What lines of the data hold the string "amount"? Pull each one out.

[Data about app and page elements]

--------------------

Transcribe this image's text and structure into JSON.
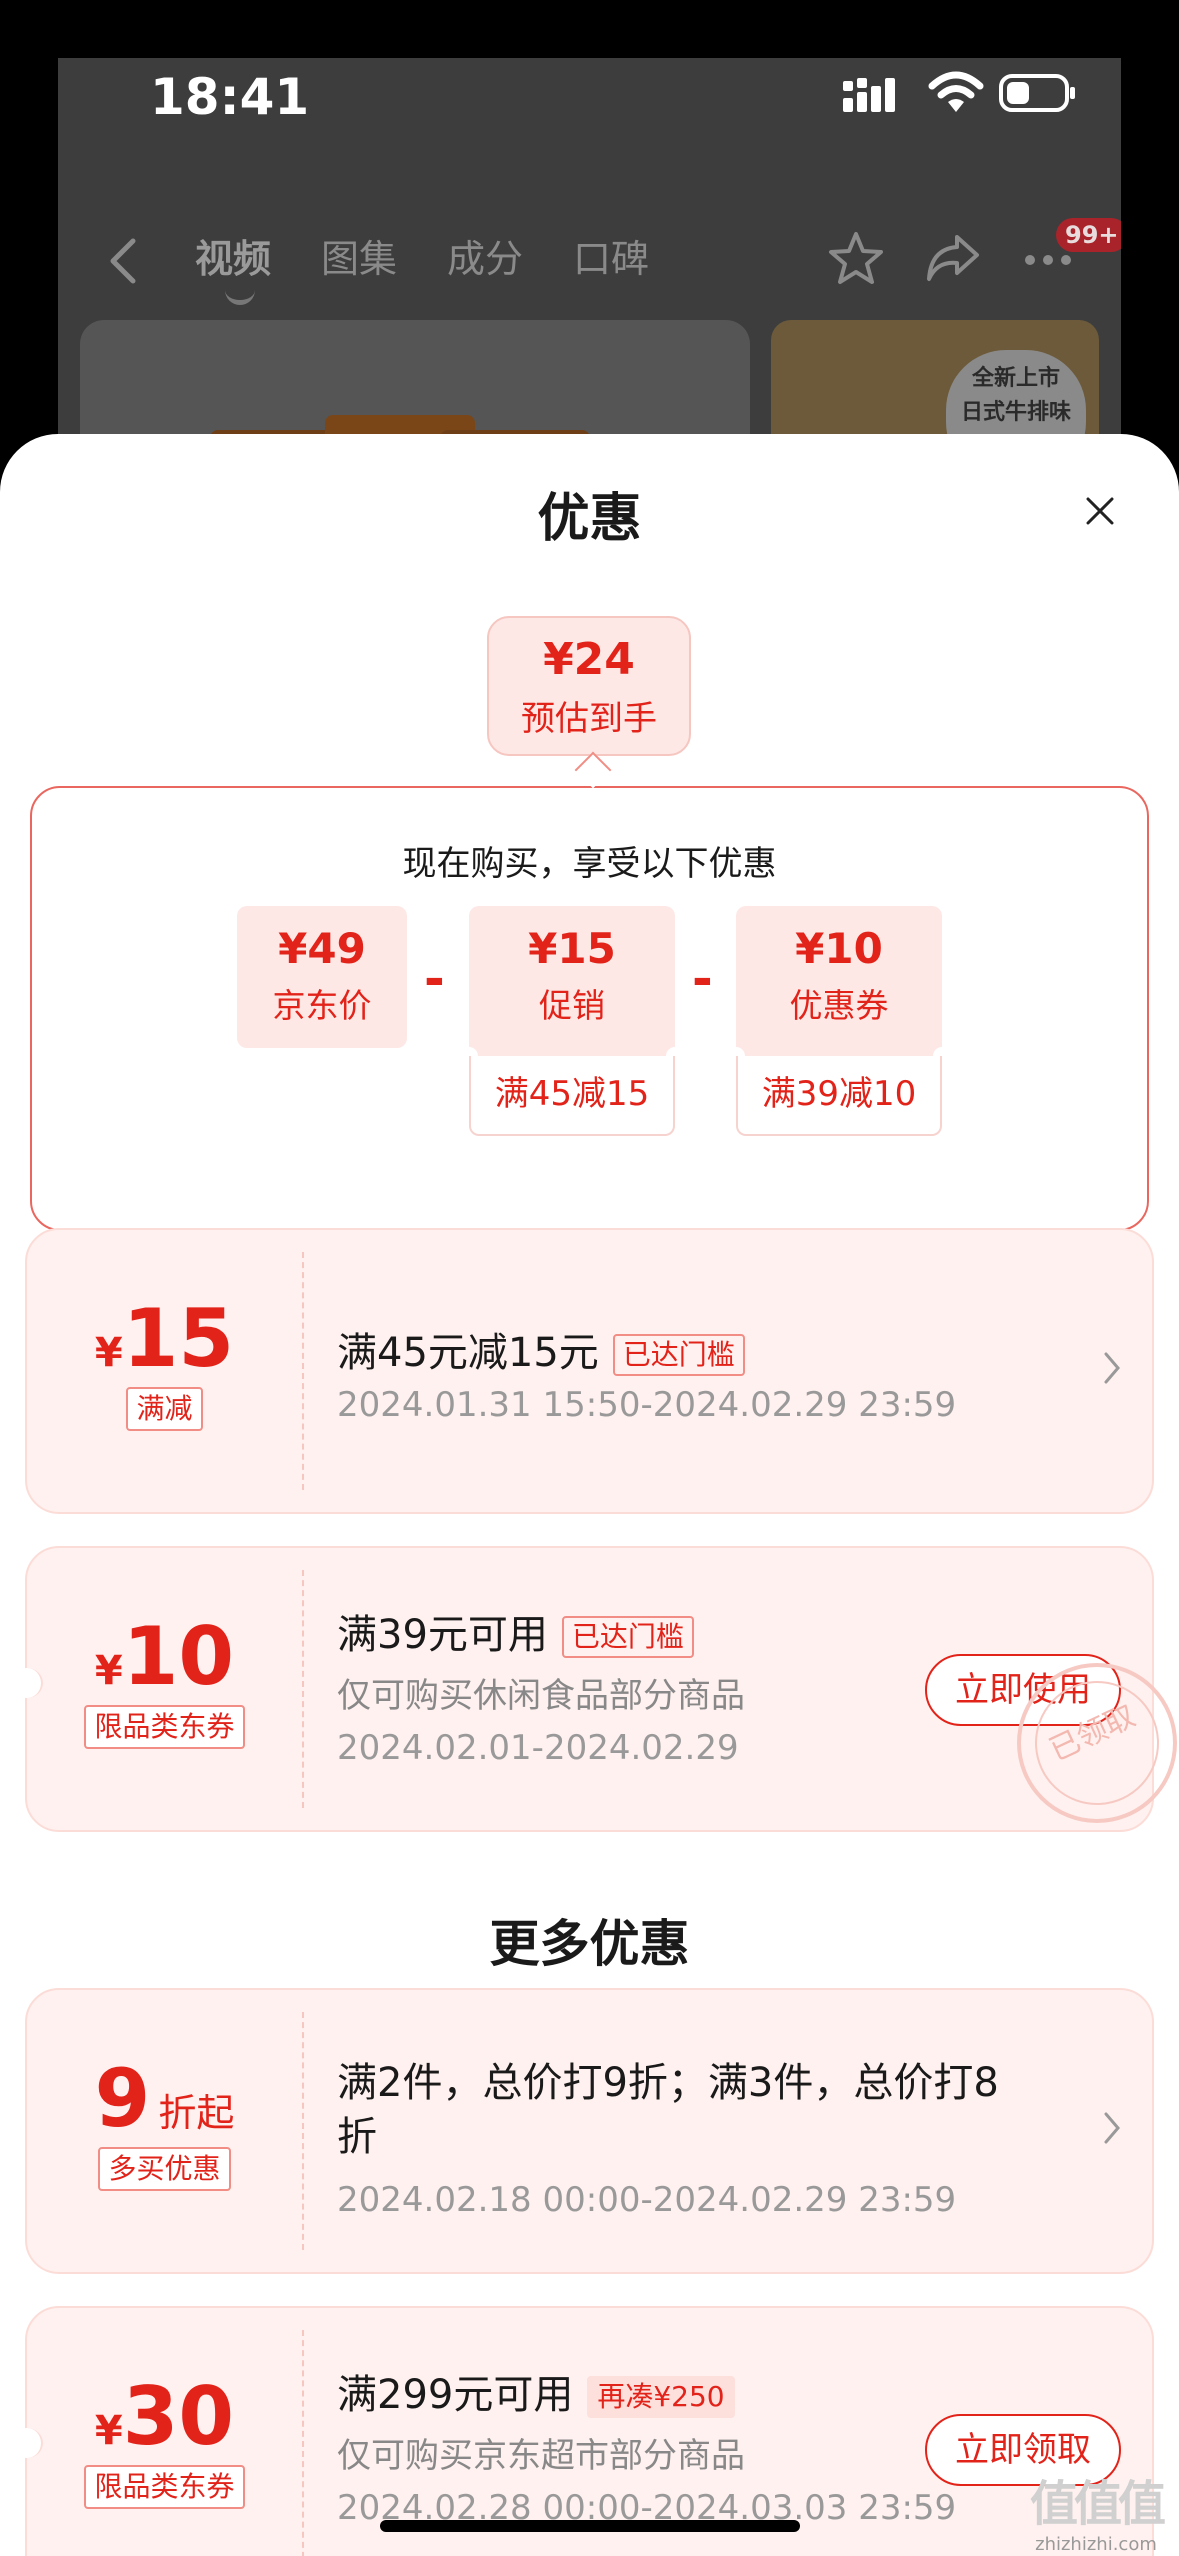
{
  "status_bar": {
    "time": "18:41"
  },
  "product_page": {
    "tabs": [
      "视频",
      "图集",
      "成分",
      "口碑"
    ],
    "active_tab": "视频",
    "more_badge": "99+",
    "thumb_tag": [
      "全新上市",
      "日式牛排味"
    ]
  },
  "sheet": {
    "title": "优惠",
    "estimate": {
      "price": "¥24",
      "label": "预估到手"
    },
    "breakdown": {
      "heading": "现在购买，享受以下优惠",
      "items": [
        {
          "value": "¥49",
          "label": "京东价"
        },
        {
          "value": "¥15",
          "label": "促销",
          "condition": "满45减15"
        },
        {
          "value": "¥10",
          "label": "优惠券",
          "condition": "满39减10"
        }
      ],
      "operator": "-"
    },
    "offers": [
      {
        "currency": "¥",
        "amount": "15",
        "tag": "满减",
        "title": "满45元减15元",
        "pill": "已达门槛",
        "time": "2024.01.31 15:50-2024.02.29 23:59"
      },
      {
        "currency": "¥",
        "amount": "10",
        "tag": "限品类东券",
        "title": "满39元可用",
        "pill": "已达门槛",
        "scope": "仅可购买休闲食品部分商品",
        "time": "2024.02.01-2024.02.29",
        "button": "立即使用",
        "stamp": "已领取"
      }
    ],
    "more_title": "更多优惠",
    "more_offers": [
      {
        "amount": "9",
        "suffix": "折起",
        "tag": "多买优惠",
        "title": "满2件，总价打9折；满3件，总价打8",
        "title_line2": "折",
        "time": "2024.02.18 00:00-2024.02.29 23:59"
      },
      {
        "currency": "¥",
        "amount": "30",
        "tag": "限品类东券",
        "title": "满299元可用",
        "pill": "再凑¥250",
        "scope": "仅可购买京东超市部分商品",
        "time": "2024.02.28 00:00-2024.03.03 23:59",
        "button": "立即领取"
      }
    ]
  },
  "watermark": {
    "main": "值值值",
    "sub": "zhizhizhi.com"
  },
  "colors": {
    "accent": "#e2231a",
    "card_bg": "#fff1ef",
    "dim_overlay": "#3d3d3d"
  }
}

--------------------

* **SOLUTION TO THIS EXERCISE**:
        "amount": "15",
        "amount": "10",
        "amount": "9",
        "amount": "30",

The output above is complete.